The ozone layer diminishes more each year.
polar ozone depletion (commonly called the ozone hole) gets .
larger, additional ultraviolet rays are allowed to pass through. .
These rays cause cancer, cataracts, and lowered immunity to .
diseases.1 What causes the depletion of the ozone layer?.
In 1970, Crutzen first showed that nitrogen oxides produced .
by decaying nitrous oxide from soil-borne microbes react .
catalytically with ozone hastening its depletion. His findings .
started research on "global biogeochemical cycles" as well as the .
effects of supersonic transport aircraft that release nitrogen .

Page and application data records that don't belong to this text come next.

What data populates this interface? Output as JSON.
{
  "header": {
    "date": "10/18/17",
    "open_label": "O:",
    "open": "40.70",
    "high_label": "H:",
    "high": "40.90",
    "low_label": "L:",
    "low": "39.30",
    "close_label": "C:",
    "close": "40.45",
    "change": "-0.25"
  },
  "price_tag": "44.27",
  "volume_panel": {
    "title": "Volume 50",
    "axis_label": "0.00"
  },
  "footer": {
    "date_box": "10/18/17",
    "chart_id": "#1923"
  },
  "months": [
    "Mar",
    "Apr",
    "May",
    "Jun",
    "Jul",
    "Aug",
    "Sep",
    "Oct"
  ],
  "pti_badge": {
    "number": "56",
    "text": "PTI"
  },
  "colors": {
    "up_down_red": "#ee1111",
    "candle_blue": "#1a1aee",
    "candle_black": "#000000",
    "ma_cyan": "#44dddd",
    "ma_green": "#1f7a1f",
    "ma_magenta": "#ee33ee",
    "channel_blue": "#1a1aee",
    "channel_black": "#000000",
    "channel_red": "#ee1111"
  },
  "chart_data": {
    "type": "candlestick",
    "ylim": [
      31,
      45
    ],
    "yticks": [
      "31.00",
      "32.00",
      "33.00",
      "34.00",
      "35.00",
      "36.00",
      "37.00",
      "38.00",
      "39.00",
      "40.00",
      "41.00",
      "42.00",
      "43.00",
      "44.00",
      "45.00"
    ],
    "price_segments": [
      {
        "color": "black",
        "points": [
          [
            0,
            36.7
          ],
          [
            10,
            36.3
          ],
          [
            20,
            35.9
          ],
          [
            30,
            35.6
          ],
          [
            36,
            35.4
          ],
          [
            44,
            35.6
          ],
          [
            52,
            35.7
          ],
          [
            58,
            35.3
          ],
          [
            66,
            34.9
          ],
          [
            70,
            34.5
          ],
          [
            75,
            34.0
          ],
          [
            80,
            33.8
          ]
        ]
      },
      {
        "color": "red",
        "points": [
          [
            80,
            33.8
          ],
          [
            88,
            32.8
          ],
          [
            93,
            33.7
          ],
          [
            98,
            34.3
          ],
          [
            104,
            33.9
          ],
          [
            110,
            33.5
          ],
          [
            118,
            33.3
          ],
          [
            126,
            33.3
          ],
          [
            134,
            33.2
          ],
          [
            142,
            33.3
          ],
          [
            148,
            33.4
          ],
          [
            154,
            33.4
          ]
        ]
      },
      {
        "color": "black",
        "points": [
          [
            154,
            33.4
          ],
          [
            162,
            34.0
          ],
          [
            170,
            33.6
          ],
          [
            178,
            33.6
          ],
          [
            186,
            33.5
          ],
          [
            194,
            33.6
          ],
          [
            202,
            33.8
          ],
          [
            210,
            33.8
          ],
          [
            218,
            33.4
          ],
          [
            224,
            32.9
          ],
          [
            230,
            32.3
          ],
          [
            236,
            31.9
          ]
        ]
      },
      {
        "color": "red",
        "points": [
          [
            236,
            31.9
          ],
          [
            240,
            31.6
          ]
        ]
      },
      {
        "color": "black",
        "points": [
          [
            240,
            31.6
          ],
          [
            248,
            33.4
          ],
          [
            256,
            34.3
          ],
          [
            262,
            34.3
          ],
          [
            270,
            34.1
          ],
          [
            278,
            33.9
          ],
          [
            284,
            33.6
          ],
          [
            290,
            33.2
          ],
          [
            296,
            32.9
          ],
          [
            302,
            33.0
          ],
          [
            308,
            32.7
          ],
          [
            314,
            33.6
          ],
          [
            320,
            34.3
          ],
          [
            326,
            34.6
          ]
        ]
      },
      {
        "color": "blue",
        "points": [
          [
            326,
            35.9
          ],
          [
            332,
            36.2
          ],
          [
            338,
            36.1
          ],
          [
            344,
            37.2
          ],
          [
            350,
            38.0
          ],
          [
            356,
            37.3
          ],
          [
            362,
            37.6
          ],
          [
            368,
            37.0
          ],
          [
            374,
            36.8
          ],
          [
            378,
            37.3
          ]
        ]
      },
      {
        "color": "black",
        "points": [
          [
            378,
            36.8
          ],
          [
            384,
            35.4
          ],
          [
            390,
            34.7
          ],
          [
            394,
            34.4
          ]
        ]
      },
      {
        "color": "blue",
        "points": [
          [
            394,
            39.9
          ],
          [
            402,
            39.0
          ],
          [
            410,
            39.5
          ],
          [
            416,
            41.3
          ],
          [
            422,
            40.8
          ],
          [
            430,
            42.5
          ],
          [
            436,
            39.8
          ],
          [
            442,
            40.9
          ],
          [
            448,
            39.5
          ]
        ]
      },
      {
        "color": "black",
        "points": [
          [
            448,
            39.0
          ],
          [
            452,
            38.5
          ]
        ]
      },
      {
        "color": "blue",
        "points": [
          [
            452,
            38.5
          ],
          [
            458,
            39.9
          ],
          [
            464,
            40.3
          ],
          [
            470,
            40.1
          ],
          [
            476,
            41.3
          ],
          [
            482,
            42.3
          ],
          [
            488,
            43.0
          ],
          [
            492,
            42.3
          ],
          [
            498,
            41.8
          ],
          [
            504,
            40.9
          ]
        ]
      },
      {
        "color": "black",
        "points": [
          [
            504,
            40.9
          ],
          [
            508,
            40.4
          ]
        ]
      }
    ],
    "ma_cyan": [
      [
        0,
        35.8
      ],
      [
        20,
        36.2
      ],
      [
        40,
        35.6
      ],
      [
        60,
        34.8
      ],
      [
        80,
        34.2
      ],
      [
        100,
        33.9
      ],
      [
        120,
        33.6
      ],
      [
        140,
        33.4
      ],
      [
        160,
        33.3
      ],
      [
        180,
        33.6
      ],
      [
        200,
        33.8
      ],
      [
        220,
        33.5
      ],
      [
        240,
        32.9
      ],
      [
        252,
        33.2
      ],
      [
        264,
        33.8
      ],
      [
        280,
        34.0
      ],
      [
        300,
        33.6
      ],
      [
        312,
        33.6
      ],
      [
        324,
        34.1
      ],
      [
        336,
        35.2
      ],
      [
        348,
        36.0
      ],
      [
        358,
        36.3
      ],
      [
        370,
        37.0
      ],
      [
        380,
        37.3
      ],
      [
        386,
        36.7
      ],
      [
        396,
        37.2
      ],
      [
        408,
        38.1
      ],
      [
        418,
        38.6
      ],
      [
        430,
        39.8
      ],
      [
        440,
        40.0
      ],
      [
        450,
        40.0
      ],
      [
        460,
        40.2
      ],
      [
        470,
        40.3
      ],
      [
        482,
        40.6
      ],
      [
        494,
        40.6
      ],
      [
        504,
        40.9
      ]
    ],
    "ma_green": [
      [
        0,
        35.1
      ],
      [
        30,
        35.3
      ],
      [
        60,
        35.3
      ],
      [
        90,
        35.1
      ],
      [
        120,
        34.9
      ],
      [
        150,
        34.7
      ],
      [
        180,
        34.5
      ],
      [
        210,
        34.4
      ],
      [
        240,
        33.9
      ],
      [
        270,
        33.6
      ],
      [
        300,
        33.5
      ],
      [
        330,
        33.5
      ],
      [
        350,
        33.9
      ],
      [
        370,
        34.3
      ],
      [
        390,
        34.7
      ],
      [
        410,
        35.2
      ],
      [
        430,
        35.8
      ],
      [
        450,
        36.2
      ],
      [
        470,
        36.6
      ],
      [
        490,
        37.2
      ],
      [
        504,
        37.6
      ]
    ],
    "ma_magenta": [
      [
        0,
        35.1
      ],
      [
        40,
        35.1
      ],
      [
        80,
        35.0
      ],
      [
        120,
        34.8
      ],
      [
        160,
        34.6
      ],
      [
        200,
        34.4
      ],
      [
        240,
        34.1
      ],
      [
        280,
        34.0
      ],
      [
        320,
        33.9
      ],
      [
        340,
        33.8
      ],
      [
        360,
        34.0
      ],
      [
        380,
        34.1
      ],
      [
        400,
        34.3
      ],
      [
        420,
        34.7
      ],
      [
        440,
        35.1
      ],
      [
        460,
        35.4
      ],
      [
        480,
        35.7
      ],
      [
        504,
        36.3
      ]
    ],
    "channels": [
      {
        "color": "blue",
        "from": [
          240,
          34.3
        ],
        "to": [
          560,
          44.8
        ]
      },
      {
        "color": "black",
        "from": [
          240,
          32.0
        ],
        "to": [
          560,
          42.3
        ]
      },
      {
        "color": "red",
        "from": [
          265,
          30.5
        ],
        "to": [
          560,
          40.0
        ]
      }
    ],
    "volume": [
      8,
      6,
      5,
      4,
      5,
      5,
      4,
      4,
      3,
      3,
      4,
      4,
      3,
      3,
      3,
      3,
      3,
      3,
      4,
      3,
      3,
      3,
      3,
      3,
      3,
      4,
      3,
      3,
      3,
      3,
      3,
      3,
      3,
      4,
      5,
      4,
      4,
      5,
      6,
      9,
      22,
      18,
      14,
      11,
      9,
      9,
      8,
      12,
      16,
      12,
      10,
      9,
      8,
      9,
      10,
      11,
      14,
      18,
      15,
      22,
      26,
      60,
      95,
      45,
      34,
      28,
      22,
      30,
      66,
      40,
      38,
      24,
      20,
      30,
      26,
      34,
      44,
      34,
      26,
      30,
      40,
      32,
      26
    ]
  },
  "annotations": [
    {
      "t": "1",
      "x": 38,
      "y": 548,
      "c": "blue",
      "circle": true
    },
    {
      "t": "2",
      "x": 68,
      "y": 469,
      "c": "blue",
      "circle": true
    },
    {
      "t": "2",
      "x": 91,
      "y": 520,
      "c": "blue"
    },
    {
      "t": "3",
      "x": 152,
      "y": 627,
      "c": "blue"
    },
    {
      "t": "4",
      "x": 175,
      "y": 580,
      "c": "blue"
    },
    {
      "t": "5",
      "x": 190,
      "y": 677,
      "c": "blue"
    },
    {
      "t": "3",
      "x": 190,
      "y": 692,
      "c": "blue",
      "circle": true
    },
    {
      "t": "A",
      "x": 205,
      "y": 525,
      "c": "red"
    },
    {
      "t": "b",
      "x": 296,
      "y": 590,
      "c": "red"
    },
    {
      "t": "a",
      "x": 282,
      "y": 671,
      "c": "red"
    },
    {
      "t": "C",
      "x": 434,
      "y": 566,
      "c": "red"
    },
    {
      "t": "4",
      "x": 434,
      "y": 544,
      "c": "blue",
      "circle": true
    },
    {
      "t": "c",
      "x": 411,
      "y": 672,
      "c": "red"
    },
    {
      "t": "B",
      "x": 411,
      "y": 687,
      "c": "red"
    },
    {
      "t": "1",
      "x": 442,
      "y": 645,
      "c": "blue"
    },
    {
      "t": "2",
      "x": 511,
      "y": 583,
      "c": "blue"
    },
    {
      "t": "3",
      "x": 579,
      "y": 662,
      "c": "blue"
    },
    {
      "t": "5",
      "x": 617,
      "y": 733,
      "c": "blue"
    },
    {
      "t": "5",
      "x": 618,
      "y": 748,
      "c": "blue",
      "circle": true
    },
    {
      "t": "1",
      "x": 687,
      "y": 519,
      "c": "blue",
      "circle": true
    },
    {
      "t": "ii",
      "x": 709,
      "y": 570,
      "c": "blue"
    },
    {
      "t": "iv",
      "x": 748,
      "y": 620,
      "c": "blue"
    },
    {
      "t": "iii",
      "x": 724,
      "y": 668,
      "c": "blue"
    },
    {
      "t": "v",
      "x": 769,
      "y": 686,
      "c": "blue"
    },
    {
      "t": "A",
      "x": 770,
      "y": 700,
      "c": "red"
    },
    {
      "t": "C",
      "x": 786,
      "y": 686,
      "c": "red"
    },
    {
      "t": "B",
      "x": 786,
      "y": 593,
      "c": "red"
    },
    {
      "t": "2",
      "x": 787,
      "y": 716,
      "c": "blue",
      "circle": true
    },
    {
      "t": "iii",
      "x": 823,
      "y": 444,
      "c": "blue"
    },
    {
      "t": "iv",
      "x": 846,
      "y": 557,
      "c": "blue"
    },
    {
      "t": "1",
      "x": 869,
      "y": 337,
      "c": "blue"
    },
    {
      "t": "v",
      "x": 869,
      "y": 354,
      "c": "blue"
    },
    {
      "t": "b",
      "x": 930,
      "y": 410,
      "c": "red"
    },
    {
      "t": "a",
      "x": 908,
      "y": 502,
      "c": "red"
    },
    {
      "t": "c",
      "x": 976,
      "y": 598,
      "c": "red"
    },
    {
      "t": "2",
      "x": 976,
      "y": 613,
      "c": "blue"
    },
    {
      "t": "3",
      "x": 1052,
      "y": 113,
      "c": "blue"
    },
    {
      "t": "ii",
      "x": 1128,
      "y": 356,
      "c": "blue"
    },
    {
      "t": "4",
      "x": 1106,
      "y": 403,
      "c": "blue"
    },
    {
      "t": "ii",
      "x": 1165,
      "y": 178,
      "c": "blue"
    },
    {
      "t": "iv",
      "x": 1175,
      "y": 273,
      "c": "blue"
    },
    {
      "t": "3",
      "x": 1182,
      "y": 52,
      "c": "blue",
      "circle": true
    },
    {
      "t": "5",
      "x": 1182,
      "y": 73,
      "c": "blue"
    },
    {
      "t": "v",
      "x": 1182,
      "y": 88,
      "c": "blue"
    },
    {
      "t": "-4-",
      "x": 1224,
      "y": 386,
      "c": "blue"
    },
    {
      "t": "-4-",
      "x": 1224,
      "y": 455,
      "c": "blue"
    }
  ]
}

oxide into the stratosphere.2 .
In 1974, Molina and Rowland found that human-made .
chlorofluorocarbons used for making foam, cleaning fluids, .
refrigerants, and repellents transform into ozone-depleting .
Chlorofluorocarbons stay in the atmosphere for several .
decades due to their long tropospheric lifetimes. These compounds .
are carried into the stratosphere where they undergo hundreds of .
catalytic cycles with ozone.4 They are broken down into chlorine .
atoms by ultraviolet radiation.5 Chlorine acts as the catalyst .
for breaking down atomic oxygen and molecular ozone into two .
molecules of molecular oxygen. The basic set of reactions that .
involve this process are:.
Cl + O3 -->ClO + O2 and.
ClO + O -->Cl + O2.
The net result:.
O3 + O -->2O2.
Chlorine is initially removed in the first equation by the .
reaction with ozone to form chlorine monoxide. Then it is .
regenerated through the reaction with monatomic oxygen in the .
second equation. The net result of the two reactions is the .
depletion of ozone and atomic oxygen.6.
Chlorofluorocarbons (CFCs), halons, and methyl bromide are a .
few of the ozone depletion substances (ODS) that break down ozone .
under intense ultraviolet light. The bromine and fluorine in .
these chemicals act as catalysts, reforming ozone (O3) molecules .